The designer unveiled his first scent at Maison Margiela during Paris Fashion Week on Wednesday, with some help from Sasha Lane, Willow Smith and others.
John Galliano, fashion’s onetime enfant terrible, who was famously caught on a camera phone shouting anti-Semitic slurs that led to his firing at Dior and a stint in rehab for alcohol addiction, revealed a new Mutiny fragrance and #MyMutiny social media campaign during his Maison Margiela runway show on Wednesday at Paris Fashion Week. The message? To sell the “essence of change,” while promoting tolerance (yes, there's irony in that) and an end to gender stereotyping with this deep thought: “There is no such thing as normal.”
Guests arrived to see a film by Fabien Baron projected on the walls featuring actresses Sasha Lane, Willow Smith and trans model Teddy Quinlivan among others, sharing candid thoughts about redefining beauty, living authentically and not allowing your appearance to define your femininity. (In the latest installation of the Margiela brand’s In the Memory Of podcast series, Galliano reveals the story behind his new genderless approach, and that social media influencers and pop culture figures are his inspirations.)

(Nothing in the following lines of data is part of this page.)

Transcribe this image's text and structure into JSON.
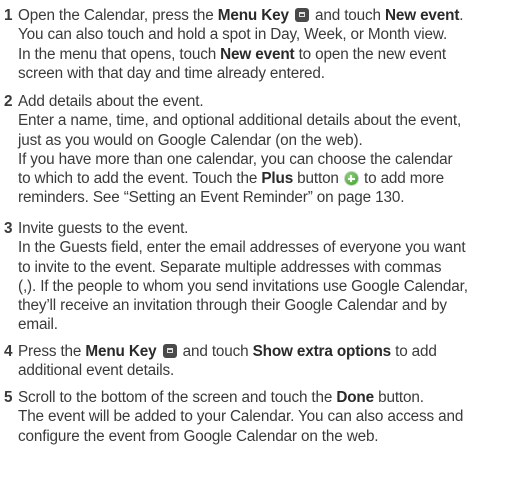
{
  "steps": [
    {
      "number": "1",
      "lines": [
        [
          "Open the Calendar, press the ",
          "Menu Key",
          " and touch ",
          "New event",
          "."
        ],
        [
          "You can also touch and hold a spot in Day, Week, or Month view."
        ],
        [
          "In the menu that opens, touch ",
          "New event",
          " to open the new event"
        ],
        [
          "screen with that day and time already entered."
        ]
      ]
    },
    {
      "number": "2",
      "lines": [
        [
          "Add details about the event."
        ],
        [
          "Enter a name, time, and optional additional details about the event,"
        ],
        [
          "just as you would on Google Calendar (on the web)."
        ],
        [
          "If you have more than one calendar, you can choose the calendar"
        ],
        [
          "to which to add the event. Touch the ",
          "Plus",
          " button",
          "to add more"
        ],
        [
          "reminders. See “Setting an Event Reminder” on page 130."
        ]
      ]
    },
    {
      "number": "3",
      "lines": [
        [
          "Invite guests to the event."
        ],
        [
          "In the Guests field, enter the email addresses of everyone you want"
        ],
        [
          "to invite to the event. Separate multiple addresses with commas"
        ],
        [
          "(,). If the people to whom you send invitations use Google Calendar,"
        ],
        [
          "they’ll receive an invitation through their Google Calendar and by"
        ],
        [
          "email."
        ]
      ]
    },
    {
      "number": "4",
      "lines": [
        [
          "Press the ",
          "Menu Key",
          "and touch ",
          "Show extra options",
          " to add"
        ],
        [
          "additional event details."
        ]
      ]
    },
    {
      "number": "5",
      "lines": [
        [
          "Scroll to the bottom of the screen and touch the ",
          "Done",
          " button."
        ],
        [
          "The event will be added to your Calendar. You can also access and"
        ],
        [
          "configure the event from Google Calendar on the web."
        ]
      ]
    }
  ],
  "icons": {
    "menu_key": "menu-key-icon",
    "plus": "plus-button-icon"
  }
}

For Galliano’s first unisex collection, the clothes on the runway were worn by gender-bending models of all kinds — with finger waves, wearing granny hats, sheer lingerie layers, latex pants and skirts, all of them looking a bit like club kids vogueing on a catwalk.
The designer's deconstructed silhouettes are always brilliantly mutinous themselves, this season with suiting fabric blazers, capes and coats ripping at the seams, gold brocade frills worn belted to bare torsos like modern corsets, and tea dresses spliced and diced. The brand’s signature pillow-like handbags, techie rucksacks and headphones added to the maison’s more commercial offerings. And that's not where it ended.

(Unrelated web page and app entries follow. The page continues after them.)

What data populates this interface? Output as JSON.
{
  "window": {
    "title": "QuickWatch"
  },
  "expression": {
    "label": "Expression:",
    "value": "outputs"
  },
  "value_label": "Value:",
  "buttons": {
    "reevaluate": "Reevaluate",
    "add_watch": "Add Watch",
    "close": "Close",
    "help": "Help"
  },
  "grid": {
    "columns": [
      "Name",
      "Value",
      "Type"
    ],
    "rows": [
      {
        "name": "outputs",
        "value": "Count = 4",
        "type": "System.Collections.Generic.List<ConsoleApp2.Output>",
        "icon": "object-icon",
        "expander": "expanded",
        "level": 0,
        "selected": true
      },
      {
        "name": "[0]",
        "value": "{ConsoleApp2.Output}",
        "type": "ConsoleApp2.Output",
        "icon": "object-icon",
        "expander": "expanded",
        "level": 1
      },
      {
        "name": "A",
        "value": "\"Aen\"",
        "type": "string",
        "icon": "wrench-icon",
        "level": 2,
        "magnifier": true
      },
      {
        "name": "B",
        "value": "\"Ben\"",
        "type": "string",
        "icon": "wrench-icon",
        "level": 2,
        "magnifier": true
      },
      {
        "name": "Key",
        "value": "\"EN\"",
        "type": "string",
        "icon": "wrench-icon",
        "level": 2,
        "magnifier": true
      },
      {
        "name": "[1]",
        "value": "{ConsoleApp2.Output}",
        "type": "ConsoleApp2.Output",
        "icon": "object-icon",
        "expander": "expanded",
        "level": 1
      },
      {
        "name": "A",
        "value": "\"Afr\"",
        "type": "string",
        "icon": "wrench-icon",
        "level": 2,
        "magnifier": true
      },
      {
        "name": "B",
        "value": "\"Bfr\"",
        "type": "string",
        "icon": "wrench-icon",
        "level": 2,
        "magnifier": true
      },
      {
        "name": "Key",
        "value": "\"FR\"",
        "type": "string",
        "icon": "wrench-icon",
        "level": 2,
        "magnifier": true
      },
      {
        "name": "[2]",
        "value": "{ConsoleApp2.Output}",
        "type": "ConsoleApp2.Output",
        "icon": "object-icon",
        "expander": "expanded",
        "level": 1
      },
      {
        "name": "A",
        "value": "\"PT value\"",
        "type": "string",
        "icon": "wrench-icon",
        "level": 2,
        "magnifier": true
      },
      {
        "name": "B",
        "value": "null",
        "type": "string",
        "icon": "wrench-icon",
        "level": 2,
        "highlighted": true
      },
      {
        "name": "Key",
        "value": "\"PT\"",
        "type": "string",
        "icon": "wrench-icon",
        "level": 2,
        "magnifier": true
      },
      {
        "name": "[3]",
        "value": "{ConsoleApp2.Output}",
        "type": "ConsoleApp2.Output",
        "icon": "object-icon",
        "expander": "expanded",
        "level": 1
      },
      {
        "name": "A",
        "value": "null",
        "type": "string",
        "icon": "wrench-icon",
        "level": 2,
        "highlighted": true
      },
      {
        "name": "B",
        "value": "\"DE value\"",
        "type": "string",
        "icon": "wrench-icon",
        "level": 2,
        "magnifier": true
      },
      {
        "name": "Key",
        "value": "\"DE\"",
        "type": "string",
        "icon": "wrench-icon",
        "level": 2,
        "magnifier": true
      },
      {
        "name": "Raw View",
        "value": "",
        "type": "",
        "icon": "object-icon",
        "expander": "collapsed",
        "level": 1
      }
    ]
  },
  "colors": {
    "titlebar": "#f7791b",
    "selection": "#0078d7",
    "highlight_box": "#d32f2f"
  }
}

After the show, when guests exited onto Avenue President Wilson, they encountered a bus parked out front of the Grand Palais with a giant screen aloft, beaming the branded campaign, guerilla-style, to hundreds of passersby on the street.

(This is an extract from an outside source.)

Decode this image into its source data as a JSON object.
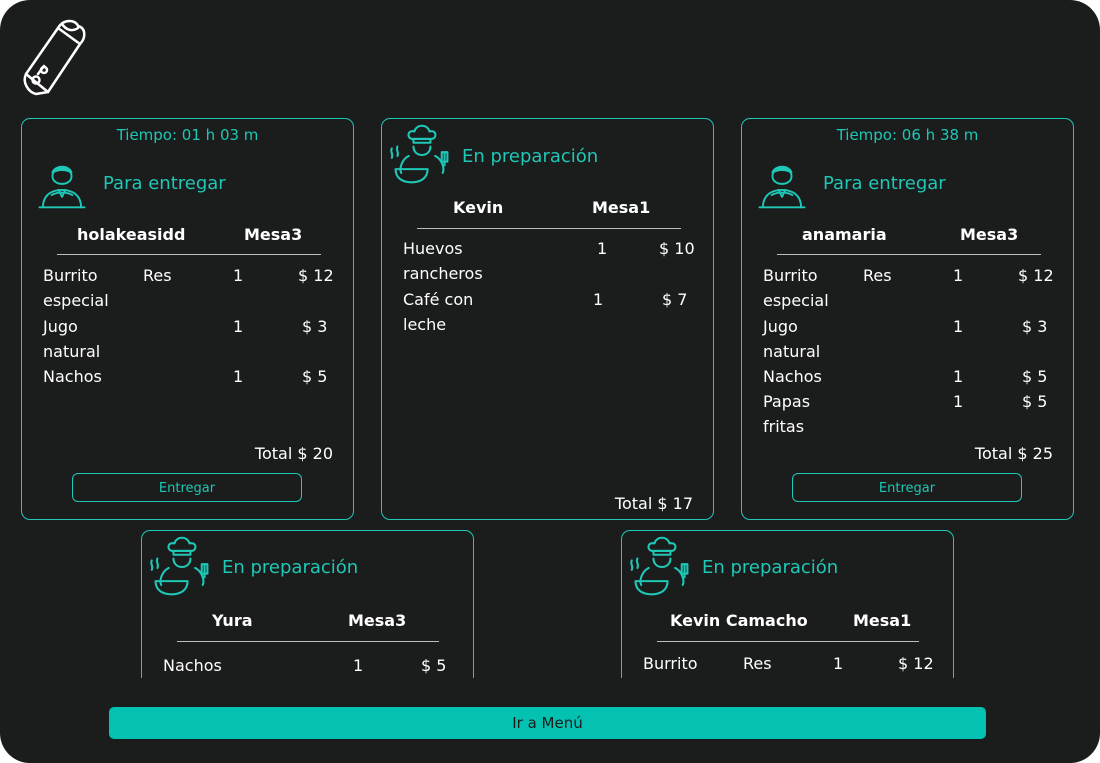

No idea what Mutiny actually smells like (samples were not forthcoming), but I imagine Galliano and his bosses are hoping it will become the Gen Z version of Calvin Klein's revolutionary CK One fragrance of the '90s, which itself was marketed through street art campaigns, Times Square billboards and more.
Smells like success to me.